*** LISTED RECORDS Section Begins ***

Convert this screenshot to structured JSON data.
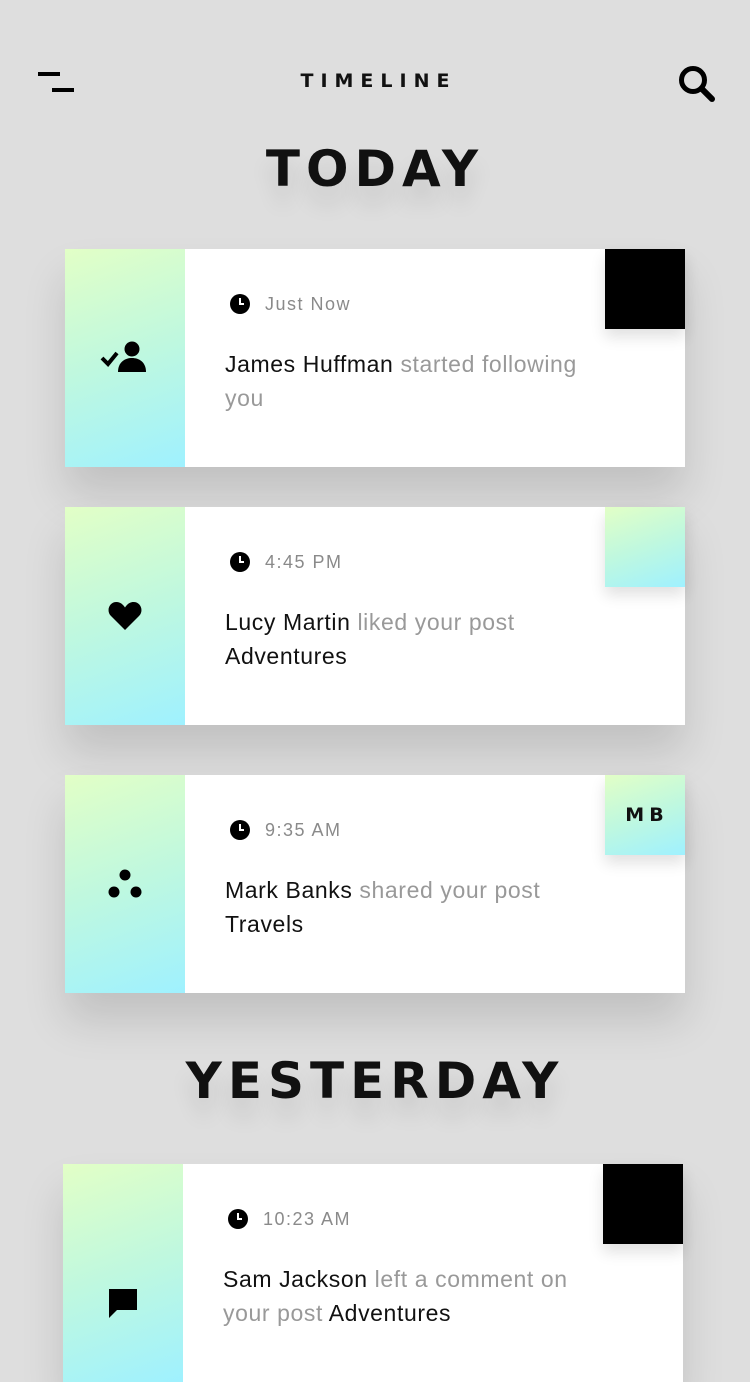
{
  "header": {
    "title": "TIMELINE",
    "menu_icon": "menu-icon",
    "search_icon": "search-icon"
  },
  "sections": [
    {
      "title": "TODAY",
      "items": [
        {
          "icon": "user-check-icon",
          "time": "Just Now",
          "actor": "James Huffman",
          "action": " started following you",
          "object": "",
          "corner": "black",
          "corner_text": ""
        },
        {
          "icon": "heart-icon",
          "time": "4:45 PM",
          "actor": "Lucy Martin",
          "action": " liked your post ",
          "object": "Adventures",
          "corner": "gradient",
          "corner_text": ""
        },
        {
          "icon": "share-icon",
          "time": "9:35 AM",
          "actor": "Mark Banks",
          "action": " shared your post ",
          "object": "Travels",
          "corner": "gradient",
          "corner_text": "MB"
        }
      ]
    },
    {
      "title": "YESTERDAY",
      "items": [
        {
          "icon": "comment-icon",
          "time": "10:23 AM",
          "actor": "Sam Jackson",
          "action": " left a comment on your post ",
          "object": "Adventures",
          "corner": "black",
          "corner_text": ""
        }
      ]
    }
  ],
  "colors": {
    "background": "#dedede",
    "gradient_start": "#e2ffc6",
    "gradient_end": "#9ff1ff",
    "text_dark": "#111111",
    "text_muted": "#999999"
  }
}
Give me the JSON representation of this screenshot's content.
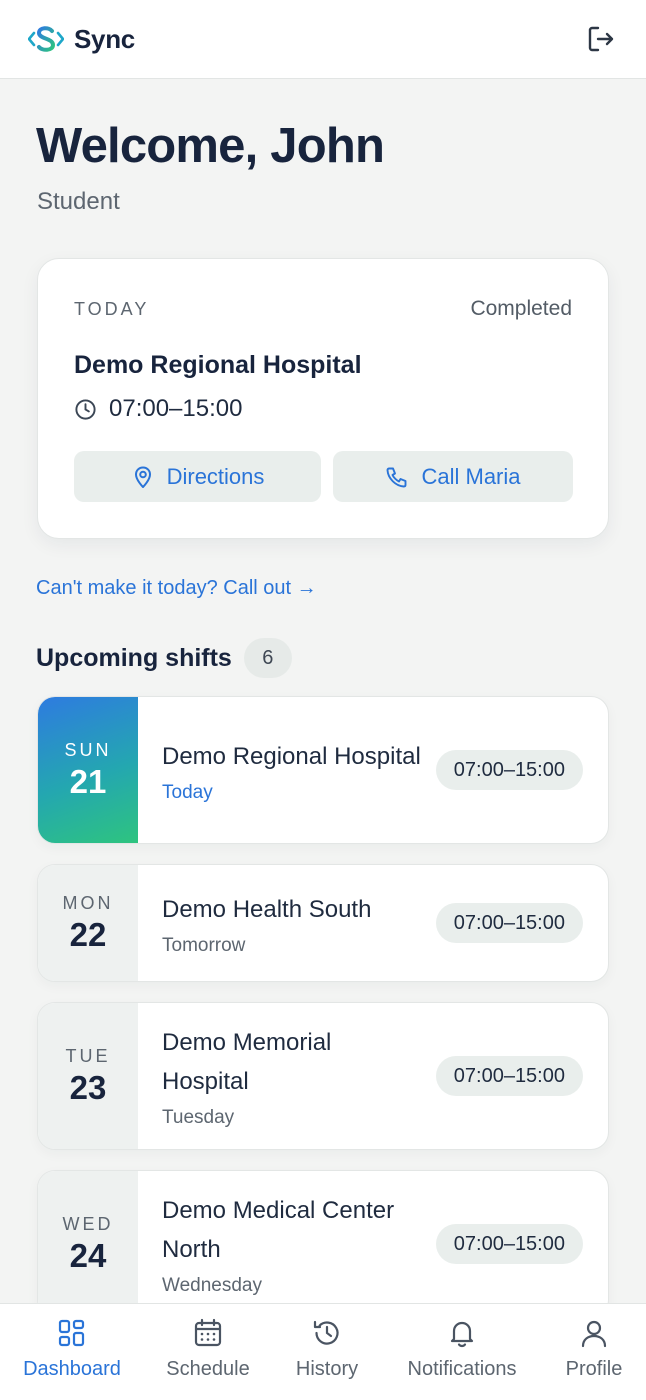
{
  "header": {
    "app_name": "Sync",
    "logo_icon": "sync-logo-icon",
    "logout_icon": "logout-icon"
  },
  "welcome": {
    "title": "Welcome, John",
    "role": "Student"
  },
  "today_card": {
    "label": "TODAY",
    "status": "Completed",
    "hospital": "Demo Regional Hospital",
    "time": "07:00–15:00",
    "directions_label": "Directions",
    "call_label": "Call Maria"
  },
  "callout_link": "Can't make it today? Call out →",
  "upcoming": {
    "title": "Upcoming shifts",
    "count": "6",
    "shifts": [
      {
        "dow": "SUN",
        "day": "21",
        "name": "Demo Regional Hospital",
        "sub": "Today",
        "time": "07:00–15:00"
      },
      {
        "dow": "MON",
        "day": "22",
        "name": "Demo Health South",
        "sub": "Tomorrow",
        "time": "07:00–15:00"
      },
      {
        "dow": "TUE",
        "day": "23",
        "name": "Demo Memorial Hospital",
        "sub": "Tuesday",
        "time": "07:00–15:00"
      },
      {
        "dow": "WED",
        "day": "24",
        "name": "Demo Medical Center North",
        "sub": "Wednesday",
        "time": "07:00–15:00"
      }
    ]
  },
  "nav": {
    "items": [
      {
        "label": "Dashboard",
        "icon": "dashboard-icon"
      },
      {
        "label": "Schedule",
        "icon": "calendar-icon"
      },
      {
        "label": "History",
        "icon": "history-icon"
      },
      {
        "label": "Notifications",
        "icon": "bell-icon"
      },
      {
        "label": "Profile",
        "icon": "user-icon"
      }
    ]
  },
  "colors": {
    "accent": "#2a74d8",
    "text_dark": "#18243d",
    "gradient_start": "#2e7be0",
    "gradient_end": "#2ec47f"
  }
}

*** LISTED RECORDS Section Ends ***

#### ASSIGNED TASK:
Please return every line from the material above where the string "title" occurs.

#### FINISHED EXERCISE:
    "title": "TIMELINE",
      "title": "TODAY",
      "title": "YESTERDAY",
    "title": "Welcome, John",
    "title": "Upcoming shifts",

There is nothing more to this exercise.